In the first super over the season, batting first, Delhi scored 10 runs, before Kagiso Rabada bowled a series of sensational yorkers to restrict the rampant KKR by three runs and register their second win of the season.
Prithvi Shaw fell one run short of a ton, but Delhi Capitals managed to overcome Kolkata Knight Riders in the Super Over. (Express photo: Amit Mehra)
Rabada steals the show
When Prithvi Shaw departed for 99, Delhi Capitals, chasing 186 for a win, were still in control of the proceedings and needed 12 runs from 9 deliveries. The equation changed to 6 from the final over. With six wickets in the shed, it still looked like an open-and-shut case for the home team. However, Kuldeep Yadav bowled an excellent final over, in which he kept Delhi’s belligerence in check and also accounted for Hanuma Vihari’s scalp. Two runs were needed off the last delivery, but Colin Ingram could muster only a single before getting run out under thrilling circumstances to set the stage for season’s first Super Over. Batting first, Delhi scored 10 runs, before Kagiso Rabada bowled a series of sensational yorkers to restrict the rampant KKR by three runs and register their second win of the season.
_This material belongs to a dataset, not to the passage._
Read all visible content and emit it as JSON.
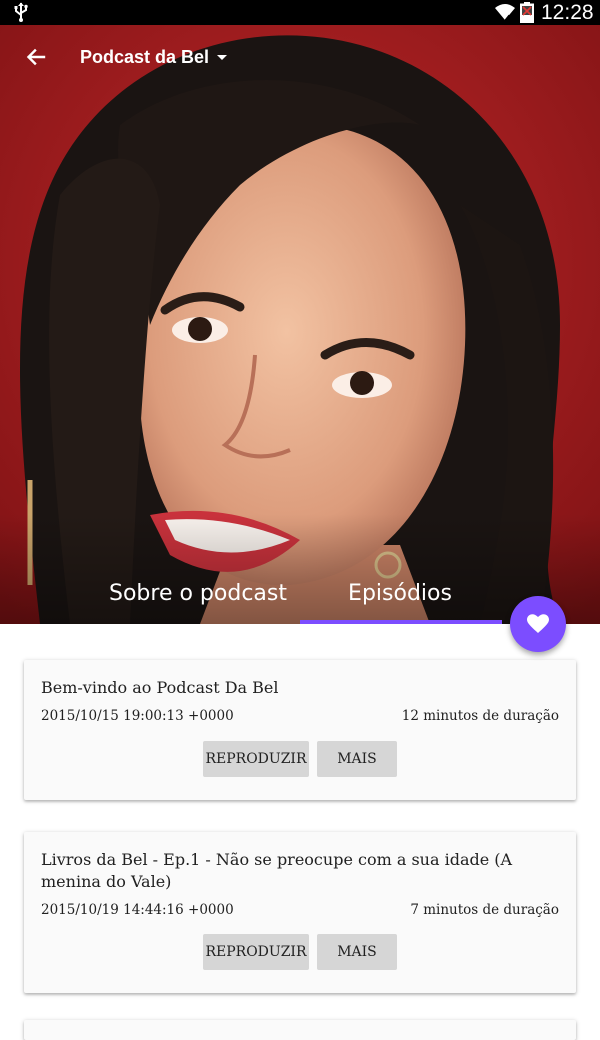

Feroz ‘Shaw’ Kotla
In his short career, Prithvi Shaw has quickly earned the reputation of being an audacious stroke-player against the quick bowlers. He is blessed with a good hand-eye co-ordination and an equally impressive array of horizontal strokes, which made up, at times, for his limited footwork. Against the KKR, there was another striking aspect of his batsmanship that stood out — his ability to take on quality spinners. In pursuit of 186, Delhi had already lost Shaw’s experienced opening partner Shikhar Dhawan early on. The vital moment of the game came after Powerplay when Karthik introduced Kuldeep Yadav. At the outset, Yadav would deceive Shaw in the air, but the U-19 World Cup winning captain somehow managed to get the elevation to thump him for a six. Having got a measure of the wrist-spinner, Shaw tore into him in his subsequent over, creaming him for a brace of sixes and a boundary to bring up his 50 in just 30 deliveries to leave a packed Feroz Shah Kotla in his thrall. Shaw’s onslaught against Yadav was the highlight of the chase.
It will not be much of a stretch to state that Russell-mania is the flavour of IPL-12. The Jamaican has pulled off two out-of-the-world performances with the bat, which were instrumental in Kolkata Knight Riders’ run this season. Against Sunrisers Hyderabad at Eden Gardens, his unbeaten 19-ball 49 at the fag-end helped his team gun down a rather improbable chase. He followed that with a quickfire 48 while batting first, against the Kings XI Punjab at Mohali, to set up another resounding win for his team. Ahead of Delhi Capitals home game at the Feroz Shah Kotla, all-rounder Chris Morris summed up Russell’s threat aptly:”You need to be thick-skinned when you bowl to a genius like Andre Russell.” Morris was not off the mark.
In his two innings spanning just 36 deliveries, Russell has the tournament’s highest strike-rate at a whopping 259. Suffice to note that when the 30-year-old is around, the pitch and the bowlers tend to get redundant. On Saturday evening, KKR struggled to get their act together after being asked to take first strike. Delhi’s young leg-spinner Sandeep Lamichhane, playing the first match of the season, and medium-pacer Harshal Patel, ran through their top-order with decisive scalps. When Russell walked out to bat, the visitors were in strife at 61/5 from 9.4 overs.The burly all-rounder had his captain Dinesh Karthik at the other end.
At that stage, they had not set their bar too high. “A total of 150 would give them a fighting chance,” they would have thought. Over the next 45 minutes, those modest estimates were thrown out of the window. That’s because Russell stepped up yet again, thrilling Kotla with his scintillating stroke-play. After getting hit by a Harshal Patel beamer in the 14th over, the all-rounder was up on his feet and kick-started his innings with a brace of sixes against Morris and Patel. He followed it up with a vicious cut off Rabada to bring up his half-century in 23 deliveries. In the space of three overs, Russell had once again turned the match on its head with his imperious hitting. When he walked out to bat, a score of 150 looked like a stiff task. But they had raced past that mark in the 18th over.
The beauty with Russell’s hitting was that there were no half-measures in his shot execution. Even though he favoured the leg-side, especially the cow corner, he was equally prolific through the off-side. Russell’s 28-ball 62 took his season’s tally to 159 runs, but it’s the brutal strike-rate of 248.43 that stood out. For the third time in succession, in the midst of his strokemaker’s extravagance, Karthik’s 36-ball 50 almost went unnoticed. Their sixth-wicket alliance yielded 95 runs off 53 deliveries that propelled them to 185/7.